Research Interests in the Post GroupResearch interests of the Post group include the regulation and functional aspects of protein-protein interactions, enzymatic catalysis and activation, and protein structure. Multidimensional spin magnetic resonance methods are used to determine three-dimensional structures and internal dynamics of protein complexes. Computational methods are used to understand the structural basis for protein stability, protein-ligand binding energetics, enzymatic regulation and activity, and the mechanism of action of antiviral compounds.
As a part of the Purdue Cancer Center we are determining the structures of key domains of the kinases involved in B-cell activation. In collaboration with Bob Gaehlen and Marietta Harrison, we are working to understand the binding and specificity of the Src Homolgy 2 (SH2) domains of these proteins. SH2 domains recognize phosphorylated tyrosine residues in a sequence dependent manner to aid in proper recruiting and activation of signaling proteins. Detailed knowledge of these interactions will aid in our understanding of the mechanisms behind the regulation of these pathways, which are important to cancer research.
We are developing computer protocols that incorporate structural information obtained with comparative modeling techniques of related proteins with known structure to help increase the accuracy of calculated protein structures. Methods to improve the accuracy of analyzing and predicting NMR data are also being examined in these efforts.Back to Top

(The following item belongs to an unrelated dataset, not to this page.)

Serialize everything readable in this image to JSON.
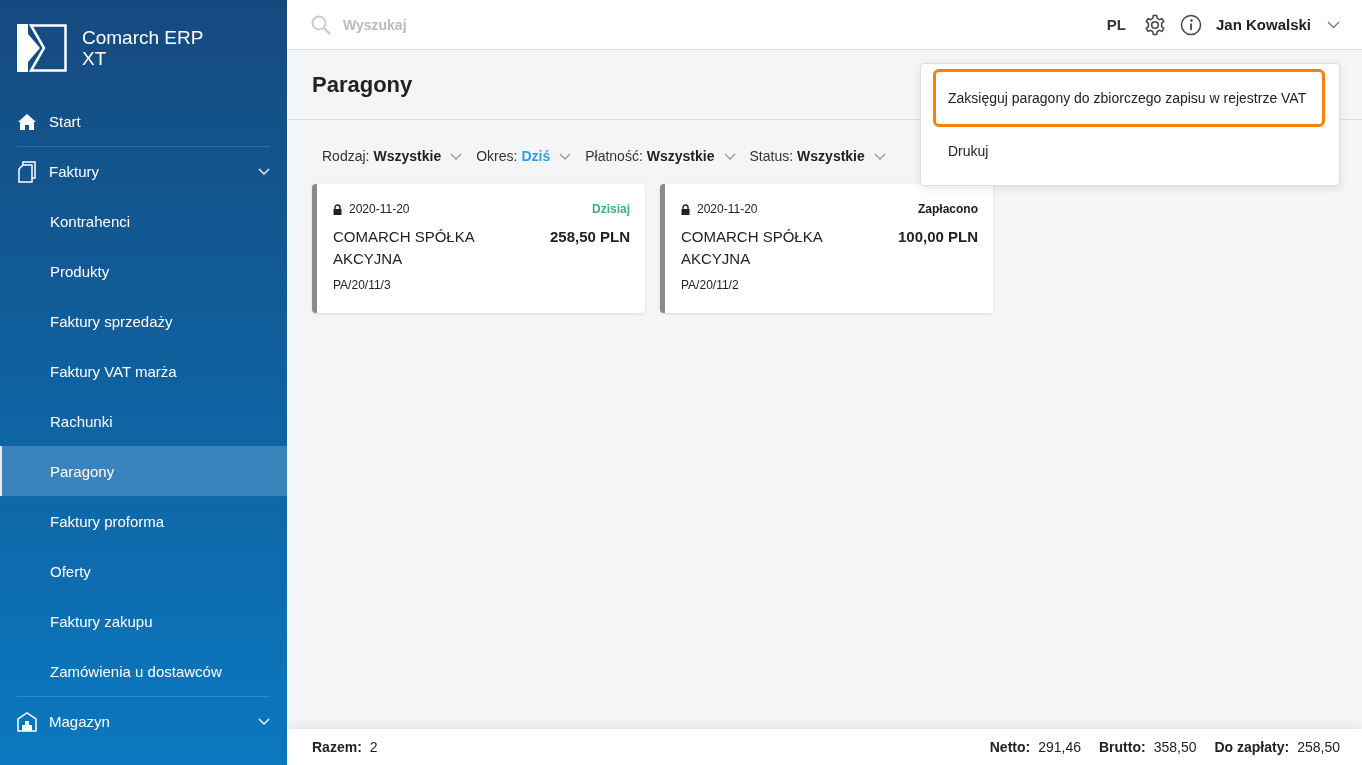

Members of our group are applying computational techniques to understand the conformational changes involved in protein activation. These studies are probing the enzymatic activation of Src Kinases as well as the changes involved in the final stages of virus maturation. Biased molecular dynamics simulations are employed to model the transition from an active conformation to an inactive conformation and vice versa. Analysis of these pathways will potentially uncover key transitional events that remain unobserved and cannot be deduced from the static crystal structures of each end state alone. Deeper understanding of the events of an activation or inactivation process could aid in rational drug design efforts to target and inhibit key protein functions.Back to Top

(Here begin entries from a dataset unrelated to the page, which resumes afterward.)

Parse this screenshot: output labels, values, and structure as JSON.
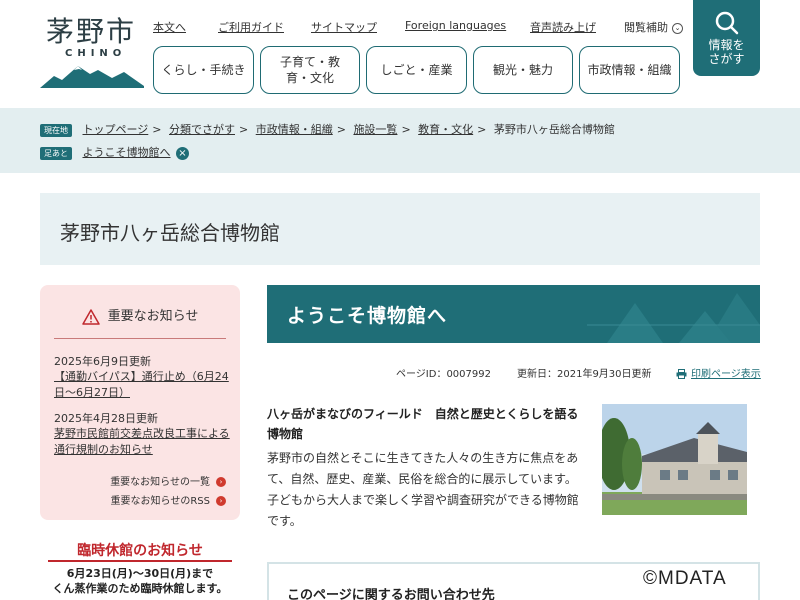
{
  "header": {
    "logo_text": "茅野市",
    "logo_sub": "CHINO",
    "util_links": [
      "本文へ",
      "ご利用ガイド",
      "サイトマップ",
      "Foreign languages",
      "音声読み上げ"
    ],
    "help_label": "閲覧補助",
    "nav": [
      "くらし・手続き",
      "子育て・教育・文化",
      "しごと・産業",
      "観光・魅力",
      "市政情報・組織"
    ],
    "search_label_1": "情報を",
    "search_label_2": "さがす"
  },
  "breadcrumb": {
    "current_tag": "現在地",
    "items": [
      "トップページ",
      "分類でさがす",
      "市政情報・組織",
      "施設一覧",
      "教育・文化"
    ],
    "current": "茅野市八ヶ岳総合博物館",
    "trail_tag": "足あと",
    "trail_item": "ようこそ博物館へ"
  },
  "page_title": "茅野市八ヶ岳総合博物館",
  "notice": {
    "heading": "重要なお知らせ",
    "items": [
      {
        "date": "2025年6月9日更新",
        "text": "【通勤バイパス】通行止め（6月24日～6月27日）"
      },
      {
        "date": "2025年4月28日更新",
        "text": "茅野市民館前交差点改良工事による通行規制のお知らせ"
      }
    ],
    "more_list": "重要なお知らせの一覧",
    "more_rss": "重要なお知らせのRSS"
  },
  "closure": {
    "title": "臨時休館のお知らせ",
    "line1": "6月23日(月)～30日(月)まで",
    "line2": "くん蒸作業のため臨時休館します。"
  },
  "content": {
    "banner_title": "ようこそ博物館へ",
    "page_id": "ページID：0007992",
    "updated": "更新日：2021年9月30日更新",
    "print": "印刷ページ表示",
    "lead": "八ヶ岳がまなびのフィールド　自然と歴史とくらしを語る博物館",
    "body": "茅野市の自然とそこに生きてきた人々の生き方に焦点をあて、自然、歴史、産業、民俗を総合的に展示しています。子どもから大人まで楽しく学習や調査研究ができる博物館です。",
    "contact_title": "このページに関するお問い合わせ先"
  },
  "watermark": "©MDATA",
  "colors": {
    "accent": "#1f6e77",
    "notice_bg": "#fbe4e4",
    "alert_red": "#c0272d"
  }
}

Drug DesignMolecular dynamics and docking simulations are also being employed to understand drug binding in atomic detail. Docking simulations serve to predict the affinity of a drug for a predicted binding pocket. This allows an initial screening of large libraries of potential drug candidates, in an effort to increase the speed and efficiency of the design process. Screening is currently being conducted for the development of antiviral agents. Molecular dynamics simulations and free energy calculations are also being conducted and compared to experimental thermodynamic data in an effort to better understand the structural basis of drug binding. Biased molecular dynamics simulations are being employed to study drug dissociation events in an effort to refine currently developed drug candidates. These simulations predict likely key interactions that occur as a drug binds and dissociates from the target protein. As with the activation and inactivation of activity, the dynamics simulations have the potential to uncover transient interactions that are not likely to be deduced from static structures of the bound and unbound states. Knowledge of these dynamic interactions may indicate sites on the drug candidate for potential improvement that would not have been predicted otherwise. Back to Top
Protein StabilityMolecular dynamics simulations are also providing insight into the forces controlling protein stability. This insight is derived from comparison of simulations of mesophilic proteins with their thermophilic counterparts, undertaken to investigate the structural elements that are mutated or conserved to shift the folding free energy minimum to different temperatures. Recent results (Dadarlat V and Post CB: PNAS 2003) indicate that the charge distribution between the protein surface and core correlates to the protein compressibility across a series of mesophile/thermophile comparisons. Further detailed analysis of simulation trajectories is being conducted to further understand the interactions resulting in this correlation.
We are also interested in a deeper understanding of ligand binding thermodynamics. The size and complexity of protein systems has long frustrated attempts at fully decomposing free energy, enthalpy, and entropy measurements from calorimetric binding studies into contributions from specific interactions that are observed in static structures. New work in the group is attempting to compare free energies, entropy contributions, and dynamic order parameters calculated from molecular dynamics simulations to experimental data obtained from calorimetry and NMR, to more completely characterize important interactions and fluctuations in the complex structure that contribute to each thermodynamic property. Improved understanding of these contributions has the potential to help improve binding affinity through rational drug design.Back to Top